DATASET EXTRACT ->
[Start of Attachment]

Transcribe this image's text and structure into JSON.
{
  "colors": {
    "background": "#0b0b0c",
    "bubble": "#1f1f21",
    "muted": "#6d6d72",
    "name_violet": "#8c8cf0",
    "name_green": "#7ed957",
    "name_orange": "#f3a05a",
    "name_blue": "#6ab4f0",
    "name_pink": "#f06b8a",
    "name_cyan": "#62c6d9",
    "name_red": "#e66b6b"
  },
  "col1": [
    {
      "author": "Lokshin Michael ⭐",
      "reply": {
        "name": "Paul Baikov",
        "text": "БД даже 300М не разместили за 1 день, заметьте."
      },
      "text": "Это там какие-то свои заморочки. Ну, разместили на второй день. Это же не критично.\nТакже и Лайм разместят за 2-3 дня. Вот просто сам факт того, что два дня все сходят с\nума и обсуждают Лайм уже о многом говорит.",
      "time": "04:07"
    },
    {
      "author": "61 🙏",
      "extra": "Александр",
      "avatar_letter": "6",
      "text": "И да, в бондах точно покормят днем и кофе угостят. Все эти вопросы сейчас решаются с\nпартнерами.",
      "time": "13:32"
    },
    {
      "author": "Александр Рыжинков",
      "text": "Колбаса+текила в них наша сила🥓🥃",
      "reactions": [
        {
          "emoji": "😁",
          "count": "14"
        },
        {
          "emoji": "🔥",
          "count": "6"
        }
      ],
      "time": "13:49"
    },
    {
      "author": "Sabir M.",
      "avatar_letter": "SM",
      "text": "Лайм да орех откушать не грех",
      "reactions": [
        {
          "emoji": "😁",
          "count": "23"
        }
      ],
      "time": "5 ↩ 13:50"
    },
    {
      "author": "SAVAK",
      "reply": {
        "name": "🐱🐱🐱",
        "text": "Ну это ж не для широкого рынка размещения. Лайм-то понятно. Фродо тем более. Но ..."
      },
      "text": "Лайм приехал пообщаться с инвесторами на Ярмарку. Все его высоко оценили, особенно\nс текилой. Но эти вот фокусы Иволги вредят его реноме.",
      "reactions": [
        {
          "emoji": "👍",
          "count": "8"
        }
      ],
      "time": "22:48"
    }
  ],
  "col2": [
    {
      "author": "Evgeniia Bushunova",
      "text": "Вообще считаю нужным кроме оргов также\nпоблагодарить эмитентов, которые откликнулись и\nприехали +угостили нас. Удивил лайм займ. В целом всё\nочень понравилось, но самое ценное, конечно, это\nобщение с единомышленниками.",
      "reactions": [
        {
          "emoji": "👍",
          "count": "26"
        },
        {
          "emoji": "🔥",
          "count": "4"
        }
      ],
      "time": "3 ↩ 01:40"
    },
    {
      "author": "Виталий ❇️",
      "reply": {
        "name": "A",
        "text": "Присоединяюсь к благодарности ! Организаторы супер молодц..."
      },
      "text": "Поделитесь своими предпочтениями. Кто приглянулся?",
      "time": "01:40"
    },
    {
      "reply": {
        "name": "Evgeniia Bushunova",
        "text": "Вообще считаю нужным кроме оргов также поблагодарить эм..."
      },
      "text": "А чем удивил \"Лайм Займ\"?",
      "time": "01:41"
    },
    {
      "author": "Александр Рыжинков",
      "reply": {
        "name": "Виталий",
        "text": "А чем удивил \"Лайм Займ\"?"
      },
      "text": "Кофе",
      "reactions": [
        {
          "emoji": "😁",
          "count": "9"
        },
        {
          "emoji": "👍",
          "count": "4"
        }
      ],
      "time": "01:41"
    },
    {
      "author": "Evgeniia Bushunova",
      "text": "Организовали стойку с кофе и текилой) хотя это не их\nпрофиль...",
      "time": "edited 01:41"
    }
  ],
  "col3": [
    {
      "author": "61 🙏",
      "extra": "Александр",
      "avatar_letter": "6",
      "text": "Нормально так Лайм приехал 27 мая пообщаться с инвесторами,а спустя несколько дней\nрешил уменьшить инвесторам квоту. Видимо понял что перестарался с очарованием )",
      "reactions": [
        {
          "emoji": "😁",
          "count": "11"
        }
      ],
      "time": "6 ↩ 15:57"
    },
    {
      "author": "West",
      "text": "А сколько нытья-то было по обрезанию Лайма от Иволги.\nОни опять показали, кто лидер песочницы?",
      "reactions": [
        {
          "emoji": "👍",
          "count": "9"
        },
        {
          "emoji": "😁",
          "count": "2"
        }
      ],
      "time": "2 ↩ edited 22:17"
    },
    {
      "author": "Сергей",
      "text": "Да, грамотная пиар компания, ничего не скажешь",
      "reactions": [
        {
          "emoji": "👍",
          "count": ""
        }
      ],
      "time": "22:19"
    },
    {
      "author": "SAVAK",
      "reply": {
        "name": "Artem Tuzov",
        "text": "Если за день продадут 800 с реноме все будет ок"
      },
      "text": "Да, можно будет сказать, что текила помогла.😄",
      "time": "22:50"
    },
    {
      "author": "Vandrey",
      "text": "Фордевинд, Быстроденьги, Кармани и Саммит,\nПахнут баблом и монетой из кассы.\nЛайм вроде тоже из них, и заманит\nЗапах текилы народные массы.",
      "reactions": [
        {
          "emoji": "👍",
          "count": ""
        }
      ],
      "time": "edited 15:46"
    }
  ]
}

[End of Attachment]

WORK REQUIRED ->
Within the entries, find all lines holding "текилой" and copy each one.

RESULT OF THE TASK ->
      "text": "Лайм приехал пообщаться с инвесторами на Ярмарку. Все его высоко оценили, особенно\nс текилой. Но эти вот фокусы Иволги вредят его реноме.",
      "text": "Организовали стойку с кофе и текилой) хотя это не их\nпрофиль...",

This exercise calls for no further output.